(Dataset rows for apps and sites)
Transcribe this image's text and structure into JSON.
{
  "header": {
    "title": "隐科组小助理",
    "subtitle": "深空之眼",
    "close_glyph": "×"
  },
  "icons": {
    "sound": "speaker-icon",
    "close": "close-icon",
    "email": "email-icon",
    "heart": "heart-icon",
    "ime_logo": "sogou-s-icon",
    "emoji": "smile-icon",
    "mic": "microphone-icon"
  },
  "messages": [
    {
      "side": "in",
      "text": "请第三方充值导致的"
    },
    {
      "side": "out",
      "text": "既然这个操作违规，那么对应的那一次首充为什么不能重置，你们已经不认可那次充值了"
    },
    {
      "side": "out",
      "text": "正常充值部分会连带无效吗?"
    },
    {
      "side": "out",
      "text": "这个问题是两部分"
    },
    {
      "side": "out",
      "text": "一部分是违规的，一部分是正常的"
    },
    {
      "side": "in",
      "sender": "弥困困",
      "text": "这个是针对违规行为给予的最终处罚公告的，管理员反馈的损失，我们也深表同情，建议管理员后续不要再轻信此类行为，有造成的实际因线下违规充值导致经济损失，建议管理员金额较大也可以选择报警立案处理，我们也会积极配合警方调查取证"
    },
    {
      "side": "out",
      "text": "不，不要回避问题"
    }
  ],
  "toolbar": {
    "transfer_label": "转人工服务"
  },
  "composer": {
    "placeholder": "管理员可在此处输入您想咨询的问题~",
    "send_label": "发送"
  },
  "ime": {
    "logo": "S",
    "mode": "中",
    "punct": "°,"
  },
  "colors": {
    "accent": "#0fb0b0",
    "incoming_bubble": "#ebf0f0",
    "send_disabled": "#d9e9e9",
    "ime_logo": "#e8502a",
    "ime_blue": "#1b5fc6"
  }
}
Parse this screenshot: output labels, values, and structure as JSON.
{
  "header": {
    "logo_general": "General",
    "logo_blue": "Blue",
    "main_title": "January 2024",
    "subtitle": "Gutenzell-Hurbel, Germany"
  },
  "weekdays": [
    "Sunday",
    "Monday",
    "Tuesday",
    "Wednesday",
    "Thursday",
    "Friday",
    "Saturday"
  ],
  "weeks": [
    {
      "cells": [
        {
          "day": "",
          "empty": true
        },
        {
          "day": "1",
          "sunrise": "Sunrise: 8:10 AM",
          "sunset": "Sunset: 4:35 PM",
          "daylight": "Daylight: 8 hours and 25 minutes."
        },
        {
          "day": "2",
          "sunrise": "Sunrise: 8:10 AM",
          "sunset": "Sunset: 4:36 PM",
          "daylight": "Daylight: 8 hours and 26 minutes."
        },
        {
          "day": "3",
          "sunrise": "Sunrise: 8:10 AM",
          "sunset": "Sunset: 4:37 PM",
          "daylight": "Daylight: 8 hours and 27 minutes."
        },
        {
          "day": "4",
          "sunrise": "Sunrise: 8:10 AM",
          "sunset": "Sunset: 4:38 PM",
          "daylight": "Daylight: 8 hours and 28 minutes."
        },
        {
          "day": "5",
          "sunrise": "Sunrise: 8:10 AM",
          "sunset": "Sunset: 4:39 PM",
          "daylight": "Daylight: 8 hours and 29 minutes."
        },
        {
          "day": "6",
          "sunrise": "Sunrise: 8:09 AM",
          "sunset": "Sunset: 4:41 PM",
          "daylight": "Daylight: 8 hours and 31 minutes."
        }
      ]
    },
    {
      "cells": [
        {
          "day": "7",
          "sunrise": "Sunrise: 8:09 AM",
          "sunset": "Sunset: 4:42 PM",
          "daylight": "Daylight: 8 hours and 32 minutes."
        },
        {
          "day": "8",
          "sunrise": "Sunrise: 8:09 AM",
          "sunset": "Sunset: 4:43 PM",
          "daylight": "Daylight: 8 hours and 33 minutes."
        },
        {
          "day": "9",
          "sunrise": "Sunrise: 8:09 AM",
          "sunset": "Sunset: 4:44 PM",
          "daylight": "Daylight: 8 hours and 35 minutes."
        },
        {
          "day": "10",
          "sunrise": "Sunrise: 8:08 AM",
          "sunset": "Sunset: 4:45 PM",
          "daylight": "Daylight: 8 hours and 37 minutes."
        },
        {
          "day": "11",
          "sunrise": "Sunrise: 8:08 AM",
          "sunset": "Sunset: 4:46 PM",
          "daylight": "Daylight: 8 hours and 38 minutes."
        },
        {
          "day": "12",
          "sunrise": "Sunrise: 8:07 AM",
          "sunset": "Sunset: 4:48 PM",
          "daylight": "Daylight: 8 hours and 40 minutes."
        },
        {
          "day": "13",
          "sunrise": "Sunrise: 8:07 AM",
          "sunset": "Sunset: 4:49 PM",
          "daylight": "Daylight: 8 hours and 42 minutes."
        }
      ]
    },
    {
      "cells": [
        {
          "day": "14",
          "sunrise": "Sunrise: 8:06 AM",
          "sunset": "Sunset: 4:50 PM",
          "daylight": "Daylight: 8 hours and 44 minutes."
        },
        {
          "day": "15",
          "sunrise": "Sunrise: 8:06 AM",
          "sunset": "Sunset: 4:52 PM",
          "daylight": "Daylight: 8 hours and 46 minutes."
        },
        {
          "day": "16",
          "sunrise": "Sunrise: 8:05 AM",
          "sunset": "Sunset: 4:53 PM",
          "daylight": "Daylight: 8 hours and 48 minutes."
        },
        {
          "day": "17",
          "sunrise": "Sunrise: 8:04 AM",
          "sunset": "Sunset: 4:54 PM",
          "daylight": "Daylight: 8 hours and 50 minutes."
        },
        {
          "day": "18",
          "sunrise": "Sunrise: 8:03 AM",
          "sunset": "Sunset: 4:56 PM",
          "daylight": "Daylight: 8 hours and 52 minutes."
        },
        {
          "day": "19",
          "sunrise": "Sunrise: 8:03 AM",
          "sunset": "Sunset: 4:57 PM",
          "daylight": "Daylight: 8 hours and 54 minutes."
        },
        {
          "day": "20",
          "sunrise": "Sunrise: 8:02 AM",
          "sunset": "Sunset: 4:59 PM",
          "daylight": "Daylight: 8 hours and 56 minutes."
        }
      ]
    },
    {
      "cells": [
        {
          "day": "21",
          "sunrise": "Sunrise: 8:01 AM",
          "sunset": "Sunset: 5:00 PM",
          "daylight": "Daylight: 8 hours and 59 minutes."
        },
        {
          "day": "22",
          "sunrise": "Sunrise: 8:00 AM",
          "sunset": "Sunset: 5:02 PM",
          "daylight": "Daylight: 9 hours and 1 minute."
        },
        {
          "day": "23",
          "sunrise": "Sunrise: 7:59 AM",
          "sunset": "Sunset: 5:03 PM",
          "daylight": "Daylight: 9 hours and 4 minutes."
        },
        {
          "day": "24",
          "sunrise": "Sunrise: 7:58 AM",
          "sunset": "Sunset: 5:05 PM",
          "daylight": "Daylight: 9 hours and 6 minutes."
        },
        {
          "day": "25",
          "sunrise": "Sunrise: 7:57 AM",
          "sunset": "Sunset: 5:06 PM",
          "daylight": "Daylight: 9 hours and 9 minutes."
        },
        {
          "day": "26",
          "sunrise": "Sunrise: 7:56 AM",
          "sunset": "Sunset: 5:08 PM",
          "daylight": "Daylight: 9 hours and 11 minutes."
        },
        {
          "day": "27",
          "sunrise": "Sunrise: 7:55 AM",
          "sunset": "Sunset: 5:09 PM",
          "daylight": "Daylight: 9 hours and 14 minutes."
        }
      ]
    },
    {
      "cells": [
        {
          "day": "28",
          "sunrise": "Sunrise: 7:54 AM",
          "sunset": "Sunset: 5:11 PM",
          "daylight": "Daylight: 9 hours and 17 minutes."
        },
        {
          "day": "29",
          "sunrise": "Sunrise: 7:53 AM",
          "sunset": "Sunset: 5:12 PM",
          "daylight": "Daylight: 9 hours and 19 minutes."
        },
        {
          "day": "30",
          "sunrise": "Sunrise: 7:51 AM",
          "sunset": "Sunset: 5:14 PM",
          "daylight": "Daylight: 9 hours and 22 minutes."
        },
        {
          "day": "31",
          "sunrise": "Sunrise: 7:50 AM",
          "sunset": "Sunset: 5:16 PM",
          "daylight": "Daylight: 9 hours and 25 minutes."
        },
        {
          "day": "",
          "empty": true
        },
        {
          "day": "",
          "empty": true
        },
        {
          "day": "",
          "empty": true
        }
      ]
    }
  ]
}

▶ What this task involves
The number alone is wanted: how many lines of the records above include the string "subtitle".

▶ Exercise output
2